SOME of the paintings in Jonathan Trim’s new exhibition, which opens this weekend, have travelled all over the country to be on display – but they’ve finally come home, in every sense of the word.
The exhibition, Salt in the Air, is a collection of work entirely inspired by the estuary. Displayed on the walls of Simon Fowler’s Old Leigh gallery White Wall
Space, overlooking their watery muse, there’s something quite magical about the paintings.
As one of Leigh’s most successful and well-known artists, Jonathan’s work is heavily in demand. However, although he remains a Leigh Art Trail regular it is rare for his work to be on display in
his home town otherwise.”
He says: “The art trail is the only time I show the work here, but that’s once a year and it’s the only time people in Leigh get to see the work.
“The work goes out in galleries all over the place, so to have an exhibition about the Thames right on the Thames seems ideal. You can’t get any closer to the Thames.
“It’s a lovely opportunity and I’m really grateful I have got the chance to show the work.”
Jonathan doesn’t exclusively paint the estuary. He’s also captivated by other landscapes including the River Stour in Suffolk, which captured the imagination of another well-known landscape artist
– John Constable – and the areas of south west France.
But it’s Leigh and it’s surrounding views that are at the heart of his work.
He explains the paintings are manifestations of his deep love for and relationship with the stretch of coast, where he’s lived all his life.
He says: “As a kid, I spent hours out there messing about. There are a lot of memories embedded in the work.
“I find it endlessly fascinating. It’s a bit of a cliche, but it is constantly changing. It’s magnificent. I’ve been in love with it all my life.
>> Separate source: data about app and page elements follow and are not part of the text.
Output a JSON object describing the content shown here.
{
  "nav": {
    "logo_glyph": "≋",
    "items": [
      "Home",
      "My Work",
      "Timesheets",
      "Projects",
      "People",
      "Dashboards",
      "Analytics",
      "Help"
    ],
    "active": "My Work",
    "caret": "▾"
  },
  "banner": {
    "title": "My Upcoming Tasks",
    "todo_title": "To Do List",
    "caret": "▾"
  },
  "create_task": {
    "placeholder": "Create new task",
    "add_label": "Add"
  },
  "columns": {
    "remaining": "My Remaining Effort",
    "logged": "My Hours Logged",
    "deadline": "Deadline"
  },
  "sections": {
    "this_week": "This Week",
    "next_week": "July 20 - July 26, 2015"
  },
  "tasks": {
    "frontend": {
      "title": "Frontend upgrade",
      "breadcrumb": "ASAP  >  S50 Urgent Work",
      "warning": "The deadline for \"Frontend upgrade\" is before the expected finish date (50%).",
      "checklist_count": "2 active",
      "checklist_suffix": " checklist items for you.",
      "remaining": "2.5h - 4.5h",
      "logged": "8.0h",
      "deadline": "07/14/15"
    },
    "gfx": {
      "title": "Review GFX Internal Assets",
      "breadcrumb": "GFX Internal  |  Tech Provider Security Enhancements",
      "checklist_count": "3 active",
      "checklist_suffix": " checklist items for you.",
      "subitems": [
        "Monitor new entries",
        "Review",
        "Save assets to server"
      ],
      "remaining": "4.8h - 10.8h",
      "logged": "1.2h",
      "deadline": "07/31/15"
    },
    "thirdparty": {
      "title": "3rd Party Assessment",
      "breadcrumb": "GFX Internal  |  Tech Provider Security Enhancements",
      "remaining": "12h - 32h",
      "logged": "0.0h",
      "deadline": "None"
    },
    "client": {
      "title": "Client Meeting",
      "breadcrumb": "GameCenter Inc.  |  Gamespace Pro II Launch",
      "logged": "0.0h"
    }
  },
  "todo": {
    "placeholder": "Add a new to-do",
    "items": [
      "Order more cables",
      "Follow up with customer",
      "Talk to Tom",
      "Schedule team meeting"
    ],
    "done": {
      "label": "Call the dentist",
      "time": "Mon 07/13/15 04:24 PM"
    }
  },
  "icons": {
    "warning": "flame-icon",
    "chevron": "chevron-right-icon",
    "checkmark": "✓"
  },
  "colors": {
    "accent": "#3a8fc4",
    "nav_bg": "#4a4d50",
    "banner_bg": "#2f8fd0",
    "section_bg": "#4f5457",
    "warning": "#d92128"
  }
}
“Even after all these years, it takes my breath away. You feel you just have to paint it to express your feelings. The paintings are about expressions of feelings rather than exact topography.”
Jonathan’s love of painting started at a young age, and he has always been single-minded in his pursuit of his art.
He says: “As far back as I can remember I’ve always drawn and painted.
“When I was at school I just wanted to get to art college. It was the only thing I could imagine doing.”
His passion for art is undented. He can’t imagine a life without painting.
He says: “I am obsessed with painting. I get in the studio every day. If I spent time away from it I get irritable.
“I suppose it is a bit of a cathartic experience. I don’t function as a human being if I’m not painting.
“It’s what makes me a human being. I can’t imagine not being an artist. I can’t imagine looking at the world without making art.”
As well as his evocative estuary renderings, there’s something else that will fascinate visitors to the gallery – a selection of his sketchbooks.
Jonathan says: “I always use sketchbooks. Never photos. I draw in them, write in them and stick things in them. They’re all about bringing back those feelings and those experiences.”
He adds: “All the great landscape artists had something very individual to say.
“Constable was very intimately involved with a very small part of Suffolk and I’m very interested in that relationship with place. For me it’s been the Thames estuary.”
Salt in the Air, by Jonathan Trim White Wall Space Gallery, Leigh Hill, Old Leigh Tomorrow to November 27, Tuesday to Sunday, 11am-4pm 07764 960870